Discussing the History of Pulp

John and Ian Lohr, a father-and-son publishing team from Wyoming, spoke at the Sunday afternoon panel “Pulp: the Foundations of the Forties and Fifties.” They shared their experiences working with the genre and invited the audience to participate in their literary rediscovery of science fiction classics.

John and Ian led the audience through a tour of early science fiction, tracing its evolution from its origins in fantastic oral literature through the outlandish adventure tales of the early 20th century to the scientific speculation we know today as pulp.  Together, the Lohrs reprint and distribute pre-1950 science fiction and horror, helping fans to find previously out-of-print publications. They described the complexity of acquiring the reprint rights of such works and how readily the fans at each convention they attend add to their list of material to find.

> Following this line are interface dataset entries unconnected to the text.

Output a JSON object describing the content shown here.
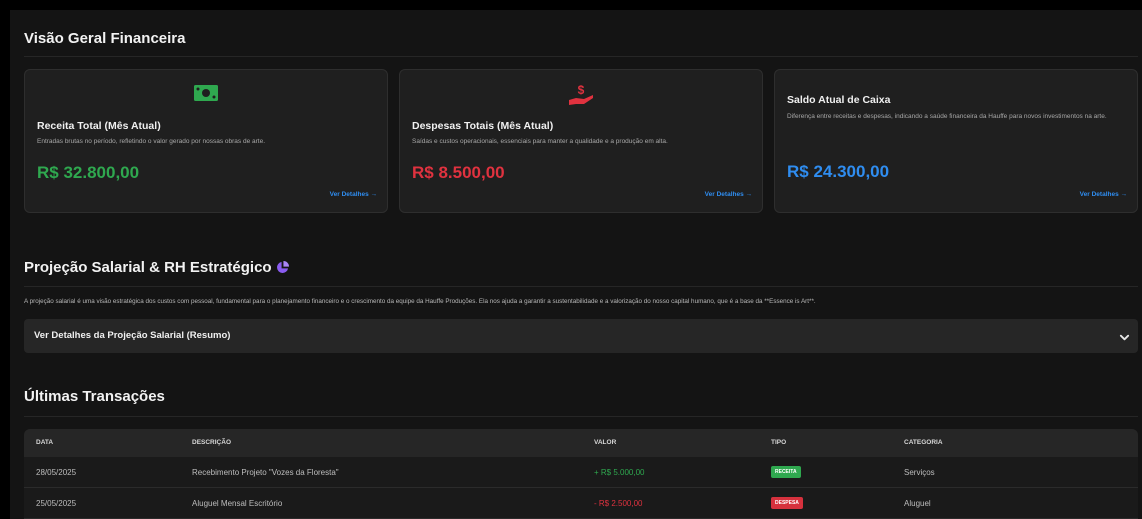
{
  "overview": {
    "title": "Visão Geral Financeira",
    "cards": [
      {
        "icon": "money-bill-icon",
        "title": "Receita Total (Mês Atual)",
        "description": "Entradas brutas no período, refletindo o valor gerado por nossas obras de arte.",
        "value": "R$ 32.800,00",
        "link": "Ver Detalhes →",
        "value_color": "#2fa84f"
      },
      {
        "icon": "hand-dollar-icon",
        "title": "Despesas Totais (Mês Atual)",
        "description": "Saídas e custos operacionais, essenciais para manter a qualidade e a produção em alta.",
        "value": "R$ 8.500,00",
        "link": "Ver Detalhes →",
        "value_color": "#e0323f"
      },
      {
        "title": "Saldo Atual de Caixa",
        "description": "Diferença entre receitas e despesas, indicando a saúde financeira da Hauffe para novos investimentos na arte.",
        "value": "R$ 24.300,00",
        "link": "Ver Detalhes →",
        "value_color": "#2f8df0"
      }
    ]
  },
  "projection": {
    "title": "Projeção Salarial & RH Estratégico",
    "icon": "pie-chart-icon",
    "intro": "A projeção salarial é uma visão estratégica dos custos com pessoal, fundamental para o planejamento financeiro e o crescimento da equipe da Hauffe Produções. Ela nos ajuda a garantir a sustentabilidade e a valorização do nosso capital humano, que é a base da **Essence is Art**.",
    "accordion_title": "Ver Detalhes da Projeção Salarial (Resumo)"
  },
  "transactions": {
    "title": "Últimas Transações",
    "columns": [
      "DATA",
      "DESCRIÇÃO",
      "VALOR",
      "TIPO",
      "CATEGORIA"
    ],
    "rows": [
      {
        "date": "28/05/2025",
        "description": "Recebimento Projeto \"Vozes da Floresta\"",
        "amount": "+ R$ 5.000,00",
        "type": "RECEITA",
        "category": "Serviços"
      },
      {
        "date": "25/05/2025",
        "description": "Aluguel Mensal Escritório",
        "amount": "- R$ 2.500,00",
        "type": "DESPESA",
        "category": "Aluguel"
      }
    ]
  },
  "colors": {
    "income": "#2fa84f",
    "expense": "#e0323f",
    "balance": "#2f8df0",
    "accent_purple": "#8a5cf0"
  }
}
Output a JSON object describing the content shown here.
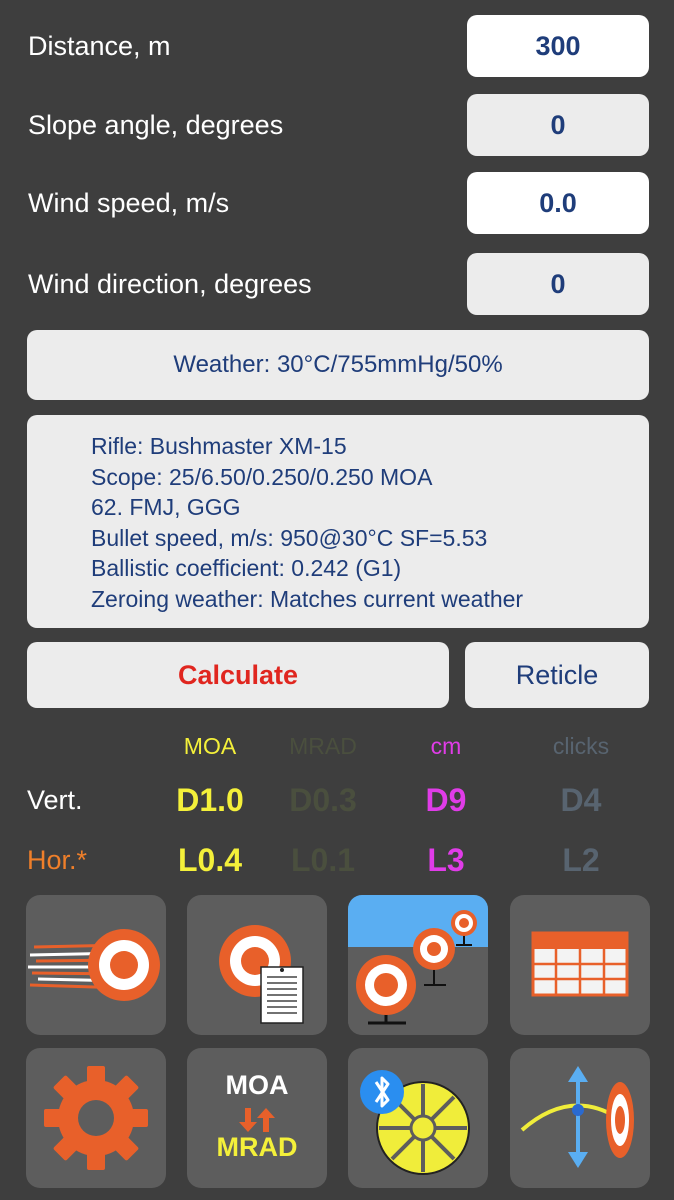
{
  "inputs": [
    {
      "label": "Distance, m",
      "value": "300"
    },
    {
      "label": "Slope angle, degrees",
      "value": "0"
    },
    {
      "label": "Wind speed, m/s",
      "value": "0.0"
    },
    {
      "label": "Wind direction, degrees",
      "value": "0"
    }
  ],
  "weather": "Weather: 30°C/755mmHg/50%",
  "rifle": [
    "Rifle: Bushmaster XM-15",
    "Scope: 25/6.50/0.250/0.250 MOA",
    "62. FMJ, GGG",
    "Bullet speed, m/s: 950@30°C SF=5.53",
    "Ballistic coefficient: 0.242 (G1)",
    "Zeroing weather: Matches current weather"
  ],
  "buttons": {
    "calculate": "Calculate",
    "reticle": "Reticle"
  },
  "units": {
    "moa": "MOA",
    "mrad": "MRAD",
    "cm": "cm",
    "clicks": "clicks"
  },
  "rows": {
    "vert": "Vert.",
    "hor": "Hor.*"
  },
  "results": {
    "vert": {
      "moa": "D1.0",
      "mrad": "D0.3",
      "cm": "D9",
      "clicks": "D4"
    },
    "hor": {
      "moa": "L0.4",
      "mrad": "L0.1",
      "cm": "L3",
      "clicks": "L2"
    }
  },
  "tiles": {
    "convert_top": "MOA",
    "convert_bottom": "MRAD",
    "icons": [
      "shot-target-icon",
      "target-notes-icon",
      "range-targets-icon",
      "table-icon",
      "settings-gear-icon",
      "moa-mrad-convert-icon",
      "bluetooth-anemometer-icon",
      "trajectory-icon"
    ]
  },
  "colors": {
    "background": "#3e3e3e",
    "moa": "#f4f03a",
    "mrad": "#4a4f3e",
    "cm": "#e03ce8",
    "clicks": "#586470",
    "hor_label": "#ef7f2a",
    "calculate": "#e0261f",
    "field_text": "#1f3d7a"
  }
}
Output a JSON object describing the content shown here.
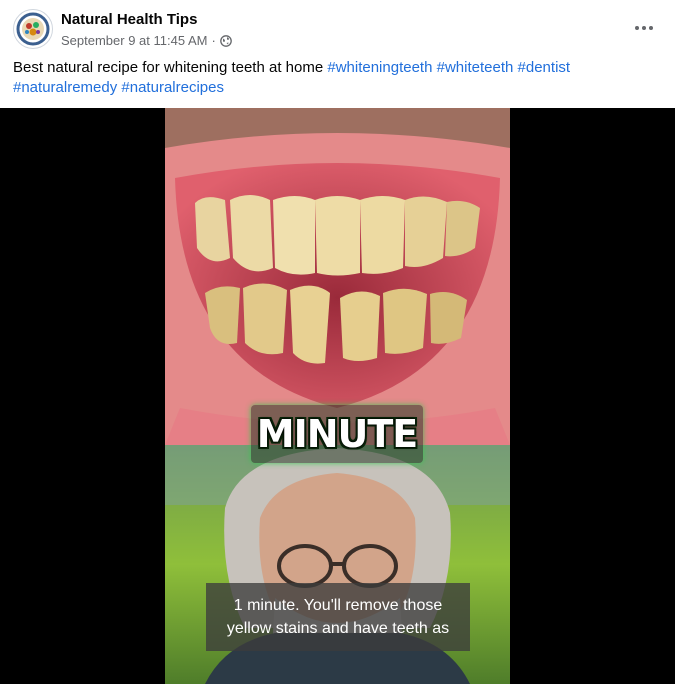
{
  "post": {
    "author": "Natural Health Tips",
    "timestamp": "September 9 at 11:45 AM",
    "separator": "·",
    "privacy_icon": "globe-icon",
    "more_icon": "more-options-icon",
    "caption_text": "Best natural recipe for whitening teeth at home ",
    "hashtags": [
      "#whiteningteeth",
      "#whiteteeth",
      "#dentist",
      "#naturalremedy",
      "#naturalrecipes"
    ]
  },
  "video": {
    "overlay_word": "MINUTE",
    "subtitle_line1": "1 minute. You'll remove those",
    "subtitle_line2": "yellow stains and have teeth as"
  },
  "colors": {
    "hashtag": "#216fdb",
    "author": "#050505",
    "meta": "#65676b",
    "video_bg": "#000000"
  }
}
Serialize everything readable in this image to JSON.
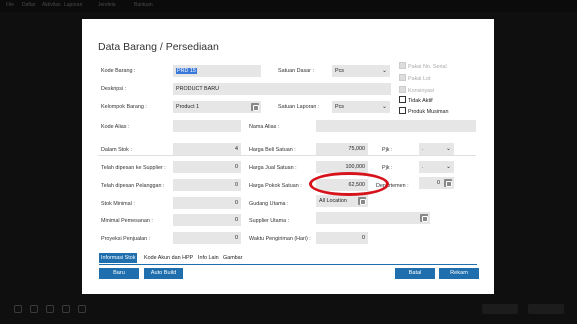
{
  "topbar": {
    "items": [
      "File",
      "Daftar",
      "Aktivitas",
      "Laporan",
      "Jendela",
      "Bantuan"
    ]
  },
  "dialog": {
    "title": "Data Barang / Persediaan",
    "kode_barang": {
      "label": "Kode Barang :",
      "value": "PRD 15"
    },
    "satuan_dasar": {
      "label": "Satuan Dasar :",
      "value": "Pcs"
    },
    "deskripsi": {
      "label": "Deskripsi :",
      "value": "PRODUCT BARU"
    },
    "kelompok_barang": {
      "label": "Kelompok Barang :",
      "value": "Product 1"
    },
    "satuan_laporan": {
      "label": "Satuan Laporan :",
      "value": "Pcs"
    },
    "kode_alias": {
      "label": "Kode Alias :",
      "value": ""
    },
    "nama_alias": {
      "label": "Nama Alias :",
      "value": ""
    },
    "checkboxes": {
      "pakai_no_serial": "Pakai No. Serial",
      "pakai_lot": "Pakai Lot",
      "konsinyasi": "Konsinyasi",
      "tidak_aktif": "Tidak Aktif",
      "produk_musiman": "Produk Musiman"
    },
    "dalam_stok": {
      "label": "Dalam Stok :",
      "value": "4"
    },
    "harga_beli": {
      "label": "Harga Beli Satuan :",
      "value": "75,000"
    },
    "pjk1": {
      "label": "Pjk :",
      "value": "."
    },
    "dipesan_supplier": {
      "label": "Telah dipesan ke Supplier :",
      "value": "0"
    },
    "harga_jual": {
      "label": "Harga Jual Satuan :",
      "value": "100,000"
    },
    "pjk2": {
      "label": "Pjk :",
      "value": "."
    },
    "dipesan_pelanggan": {
      "label": "Telah dipesan Pelanggan :",
      "value": "0"
    },
    "harga_pokok": {
      "label": "Harga Pokok Satuan :",
      "value": "62,500"
    },
    "departemen": {
      "label": "Departemen :",
      "value": "0"
    },
    "stok_minimal": {
      "label": "Stok Minimal :",
      "value": "0"
    },
    "gudang_utama": {
      "label": "Gudang Utama :",
      "value": "All Location"
    },
    "minimal_pemesanan": {
      "label": "Minimal Pemesanan :",
      "value": "0"
    },
    "supplier_utama": {
      "label": "Supplier Utama :",
      "value": ""
    },
    "proyeksi_penjualan": {
      "label": "Proyeksi Penjualan :",
      "value": "0"
    },
    "waktu_pengiriman": {
      "label": "Waktu Pengiriman (Hari) :",
      "value": "0"
    },
    "tabs": [
      "Informasi Stok",
      "Kode Akun dan HPP",
      "Info Lain",
      "Gambar"
    ],
    "buttons": {
      "baru": "Baru",
      "auto_build": "Auto Build",
      "batal": "Batal",
      "rekam": "Rekam"
    }
  },
  "colors": {
    "accent": "#1f6fae",
    "highlight_oval": "#d6131a",
    "selection": "#3a78d8"
  }
}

Ian has published a collection of the writings of Catherine Moore. He is currently working on a history of pulp fiction.  You can check their ever-growing catalogue of reprinted titles at www.lostpulpclassics.com.

Author of the article

Katya Jenson grew up reading her mom's collection of science fiction and still thinks sci-fi cover art peaked in the '70s. She works in the editorial department of an Atlanta publishing house, and freelances as a book editor and translator. This is Katya’s second Dragon*Con, and her second year happily polishing commas and murdering apostrophes for the Daily Dragon.